(About this exercise):
Please repeat the records exactly. The pictures are to be left out.

(Dataset content):
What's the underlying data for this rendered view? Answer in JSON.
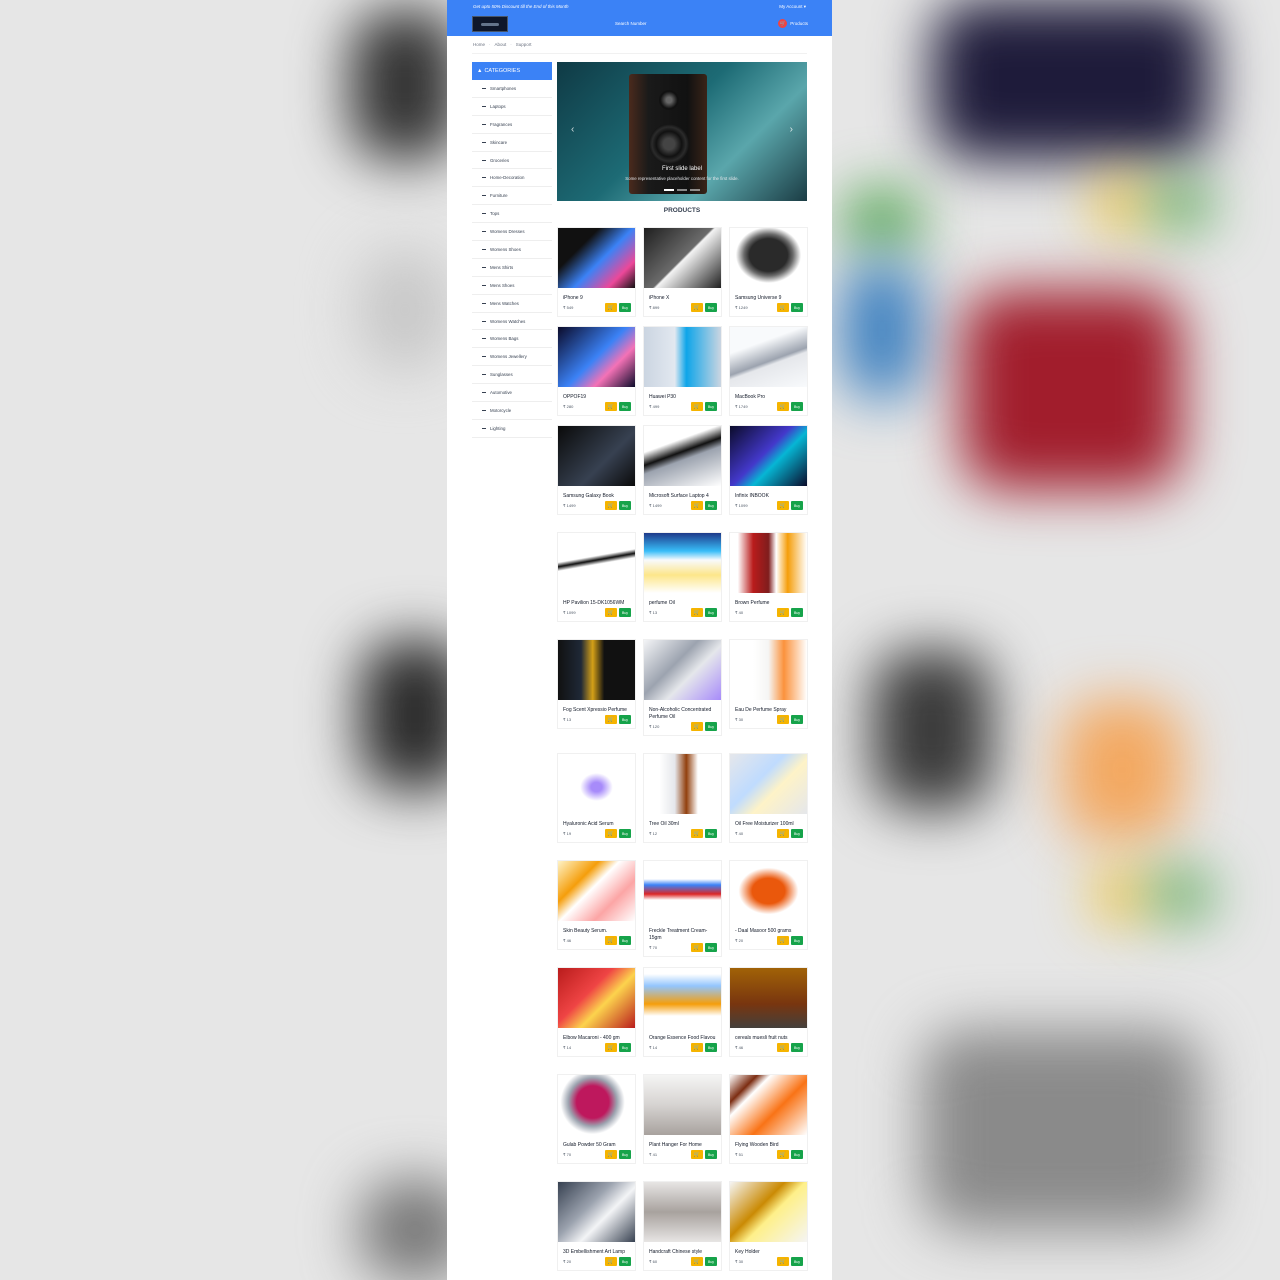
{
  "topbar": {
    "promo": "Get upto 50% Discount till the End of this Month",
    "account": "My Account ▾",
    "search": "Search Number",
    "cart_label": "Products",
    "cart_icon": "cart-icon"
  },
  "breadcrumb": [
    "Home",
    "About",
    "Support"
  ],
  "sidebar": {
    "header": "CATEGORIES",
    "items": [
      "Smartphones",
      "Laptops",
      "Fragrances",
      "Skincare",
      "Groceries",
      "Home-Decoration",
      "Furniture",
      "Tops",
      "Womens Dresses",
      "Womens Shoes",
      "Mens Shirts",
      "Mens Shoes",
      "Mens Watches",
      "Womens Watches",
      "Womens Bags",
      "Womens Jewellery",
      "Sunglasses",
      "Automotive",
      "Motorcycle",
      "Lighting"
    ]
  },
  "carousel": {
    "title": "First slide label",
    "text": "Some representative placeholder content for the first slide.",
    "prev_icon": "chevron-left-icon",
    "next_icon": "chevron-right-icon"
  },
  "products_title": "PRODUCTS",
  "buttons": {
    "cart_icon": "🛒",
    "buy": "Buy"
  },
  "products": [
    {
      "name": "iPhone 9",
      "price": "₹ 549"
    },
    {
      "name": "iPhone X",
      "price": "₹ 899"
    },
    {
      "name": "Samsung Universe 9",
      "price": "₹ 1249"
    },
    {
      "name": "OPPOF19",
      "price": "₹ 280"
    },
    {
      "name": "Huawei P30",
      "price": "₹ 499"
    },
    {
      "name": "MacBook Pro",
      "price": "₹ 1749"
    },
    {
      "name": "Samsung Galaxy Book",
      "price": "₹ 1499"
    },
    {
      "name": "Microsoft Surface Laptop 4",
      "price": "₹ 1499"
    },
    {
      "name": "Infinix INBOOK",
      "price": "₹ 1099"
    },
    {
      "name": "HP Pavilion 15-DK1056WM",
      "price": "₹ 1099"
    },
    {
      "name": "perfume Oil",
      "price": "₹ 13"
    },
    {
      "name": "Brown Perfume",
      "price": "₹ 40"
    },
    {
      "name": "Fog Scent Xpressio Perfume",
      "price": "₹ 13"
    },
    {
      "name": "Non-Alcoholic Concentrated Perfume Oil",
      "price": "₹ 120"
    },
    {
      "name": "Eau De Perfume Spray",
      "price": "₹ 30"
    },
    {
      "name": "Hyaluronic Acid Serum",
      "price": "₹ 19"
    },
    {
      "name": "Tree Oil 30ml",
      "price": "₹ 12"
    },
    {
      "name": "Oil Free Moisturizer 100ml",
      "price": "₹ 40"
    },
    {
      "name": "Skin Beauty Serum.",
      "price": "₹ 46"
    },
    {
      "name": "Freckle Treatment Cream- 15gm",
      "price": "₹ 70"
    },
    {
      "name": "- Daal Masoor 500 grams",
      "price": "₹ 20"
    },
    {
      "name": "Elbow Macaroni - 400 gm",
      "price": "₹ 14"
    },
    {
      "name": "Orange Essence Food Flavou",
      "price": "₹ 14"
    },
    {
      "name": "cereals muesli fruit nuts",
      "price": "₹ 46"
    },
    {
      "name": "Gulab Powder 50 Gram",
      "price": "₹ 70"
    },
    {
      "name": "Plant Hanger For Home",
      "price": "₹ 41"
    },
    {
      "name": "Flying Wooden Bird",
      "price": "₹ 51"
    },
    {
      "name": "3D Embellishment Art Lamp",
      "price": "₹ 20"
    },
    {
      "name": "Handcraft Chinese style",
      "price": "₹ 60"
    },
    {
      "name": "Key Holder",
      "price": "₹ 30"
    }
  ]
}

(Solved exercise):
What's the underlying data for this rendered view? Answer in JSON.
{
  "topbar": {
    "promo": "Get upto 50% Discount till the End of this Month",
    "account": "My Account ▾",
    "search": "Search Number",
    "cart_label": "Products",
    "cart_icon": "cart-icon"
  },
  "breadcrumb": [
    "Home",
    "About",
    "Support"
  ],
  "sidebar": {
    "header": "CATEGORIES",
    "items": [
      "Smartphones",
      "Laptops",
      "Fragrances",
      "Skincare",
      "Groceries",
      "Home-Decoration",
      "Furniture",
      "Tops",
      "Womens Dresses",
      "Womens Shoes",
      "Mens Shirts",
      "Mens Shoes",
      "Mens Watches",
      "Womens Watches",
      "Womens Bags",
      "Womens Jewellery",
      "Sunglasses",
      "Automotive",
      "Motorcycle",
      "Lighting"
    ]
  },
  "carousel": {
    "title": "First slide label",
    "text": "Some representative placeholder content for the first slide.",
    "prev_icon": "chevron-left-icon",
    "next_icon": "chevron-right-icon"
  },
  "products_title": "PRODUCTS",
  "buttons": {
    "cart_icon": "🛒",
    "buy": "Buy"
  },
  "products": [
    {
      "name": "iPhone 9",
      "price": "₹ 549"
    },
    {
      "name": "iPhone X",
      "price": "₹ 899"
    },
    {
      "name": "Samsung Universe 9",
      "price": "₹ 1249"
    },
    {
      "name": "OPPOF19",
      "price": "₹ 280"
    },
    {
      "name": "Huawei P30",
      "price": "₹ 499"
    },
    {
      "name": "MacBook Pro",
      "price": "₹ 1749"
    },
    {
      "name": "Samsung Galaxy Book",
      "price": "₹ 1499"
    },
    {
      "name": "Microsoft Surface Laptop 4",
      "price": "₹ 1499"
    },
    {
      "name": "Infinix INBOOK",
      "price": "₹ 1099"
    },
    {
      "name": "HP Pavilion 15-DK1056WM",
      "price": "₹ 1099"
    },
    {
      "name": "perfume Oil",
      "price": "₹ 13"
    },
    {
      "name": "Brown Perfume",
      "price": "₹ 40"
    },
    {
      "name": "Fog Scent Xpressio Perfume",
      "price": "₹ 13"
    },
    {
      "name": "Non-Alcoholic Concentrated Perfume Oil",
      "price": "₹ 120"
    },
    {
      "name": "Eau De Perfume Spray",
      "price": "₹ 30"
    },
    {
      "name": "Hyaluronic Acid Serum",
      "price": "₹ 19"
    },
    {
      "name": "Tree Oil 30ml",
      "price": "₹ 12"
    },
    {
      "name": "Oil Free Moisturizer 100ml",
      "price": "₹ 40"
    },
    {
      "name": "Skin Beauty Serum.",
      "price": "₹ 46"
    },
    {
      "name": "Freckle Treatment Cream- 15gm",
      "price": "₹ 70"
    },
    {
      "name": "- Daal Masoor 500 grams",
      "price": "₹ 20"
    },
    {
      "name": "Elbow Macaroni - 400 gm",
      "price": "₹ 14"
    },
    {
      "name": "Orange Essence Food Flavou",
      "price": "₹ 14"
    },
    {
      "name": "cereals muesli fruit nuts",
      "price": "₹ 46"
    },
    {
      "name": "Gulab Powder 50 Gram",
      "price": "₹ 70"
    },
    {
      "name": "Plant Hanger For Home",
      "price": "₹ 41"
    },
    {
      "name": "Flying Wooden Bird",
      "price": "₹ 51"
    },
    {
      "name": "3D Embellishment Art Lamp",
      "price": "₹ 20"
    },
    {
      "name": "Handcraft Chinese style",
      "price": "₹ 60"
    },
    {
      "name": "Key Holder",
      "price": "₹ 30"
    }
  ]
}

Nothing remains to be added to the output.